Return the following data exactly, with all pictures left out.

[Records contained in a dataset]
□ □ □ □ □ □ □
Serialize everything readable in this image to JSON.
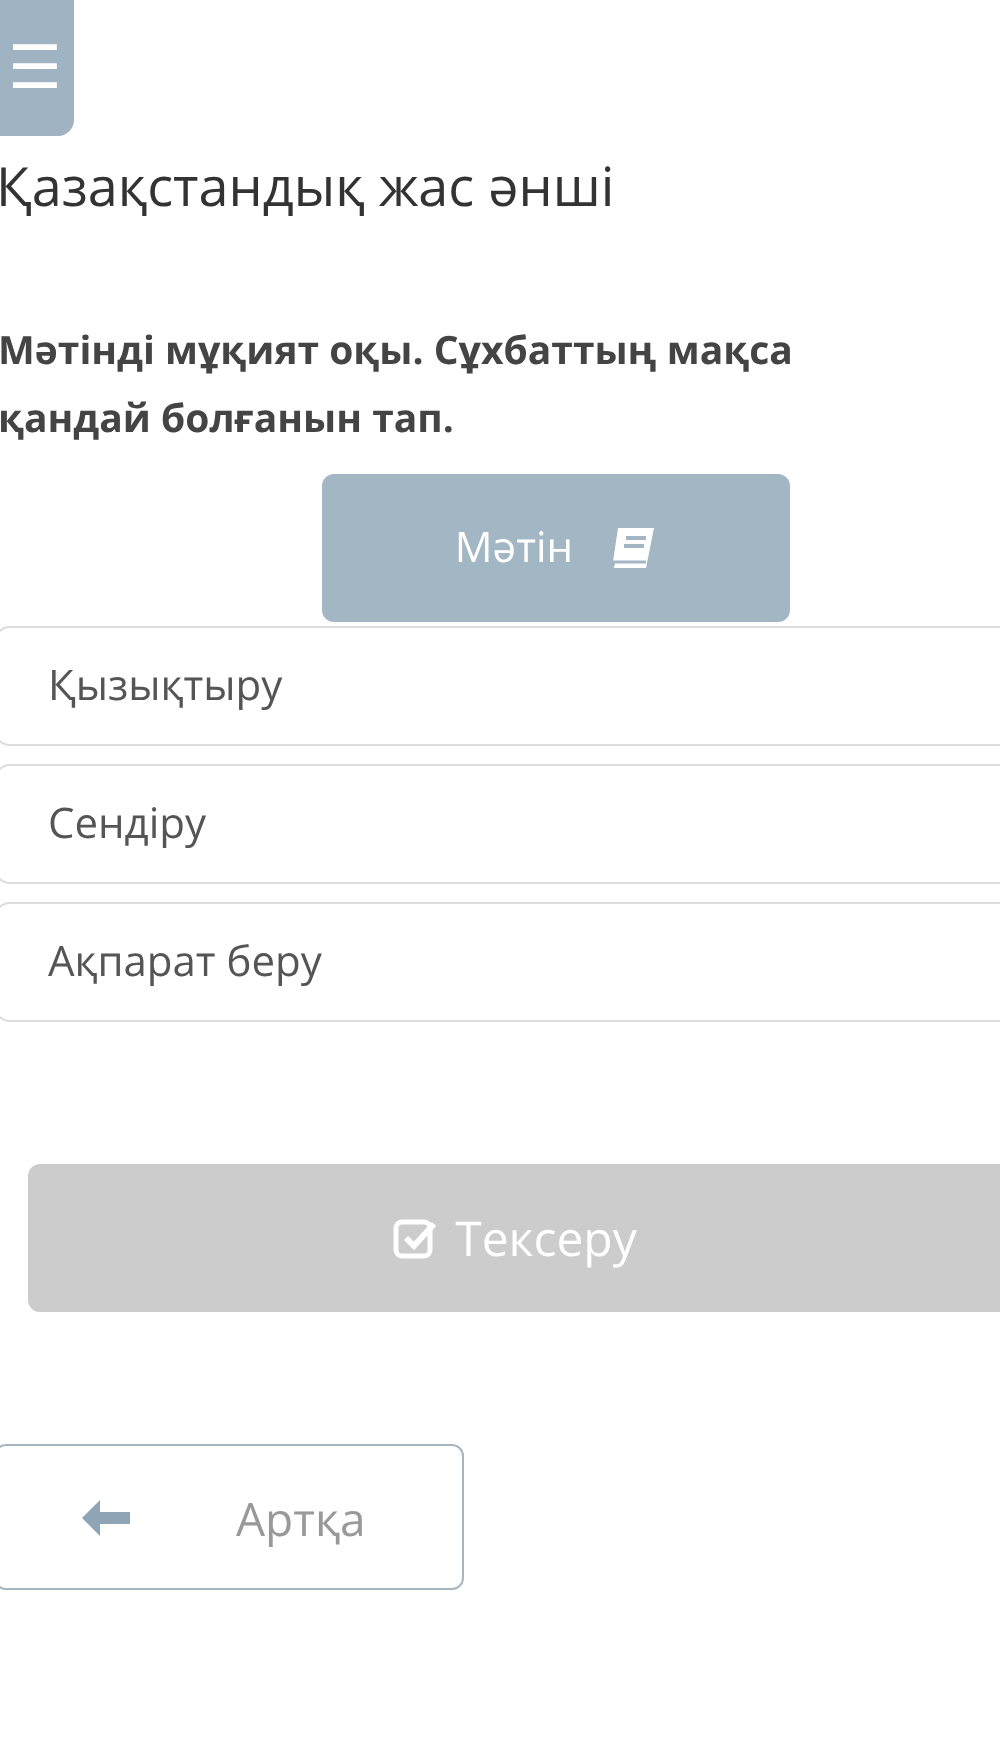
{
  "menu_button": {
    "label": "☰"
  },
  "title": "Қазақстандық жас әнші",
  "question": {
    "lines": [
      "Мәтінді мұқият оқы. Сұхбаттың мақса",
      "қандай болғанын тап."
    ]
  },
  "text_button": {
    "label": "Мәтін"
  },
  "options": [
    {
      "label": "Қызықтыру",
      "selected": false
    },
    {
      "label": "Сендіру",
      "selected": false
    },
    {
      "label": "Ақпарат беру",
      "selected": false
    }
  ],
  "check_button": {
    "label": "Тексеру",
    "disabled": true
  },
  "back_button": {
    "label": "Артқа"
  }
}
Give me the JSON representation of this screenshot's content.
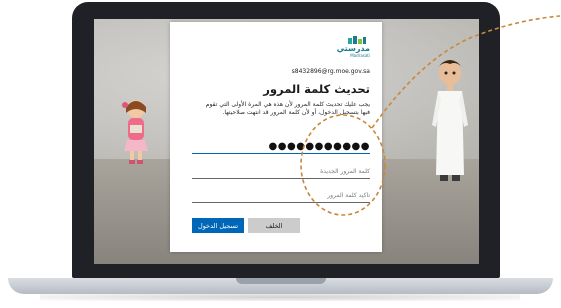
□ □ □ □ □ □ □
## Exercise result
Serialize everything readable in this image to JSON.
{
  "menu_button": {
    "label": "☰"
  },
  "title": "Қазақстандық жас әнші",
  "question": {
    "lines": [
      "Мәтінді мұқият оқы. Сұхбаттың мақса",
      "қандай болғанын тап."
    ]
  },
  "text_button": {
    "label": "Мәтін"
  },
  "options": [
    {
      "label": "Қызықтыру",
      "selected": false
    },
    {
      "label": "Сендіру",
      "selected": false
    },
    {
      "label": "Ақпарат беру",
      "selected": false
    }
  ],
  "check_button": {
    "label": "Тексеру",
    "disabled": true
  },
  "back_button": {
    "label": "Артқа"
  }
}
Give me the JSON representation of this screenshot's content.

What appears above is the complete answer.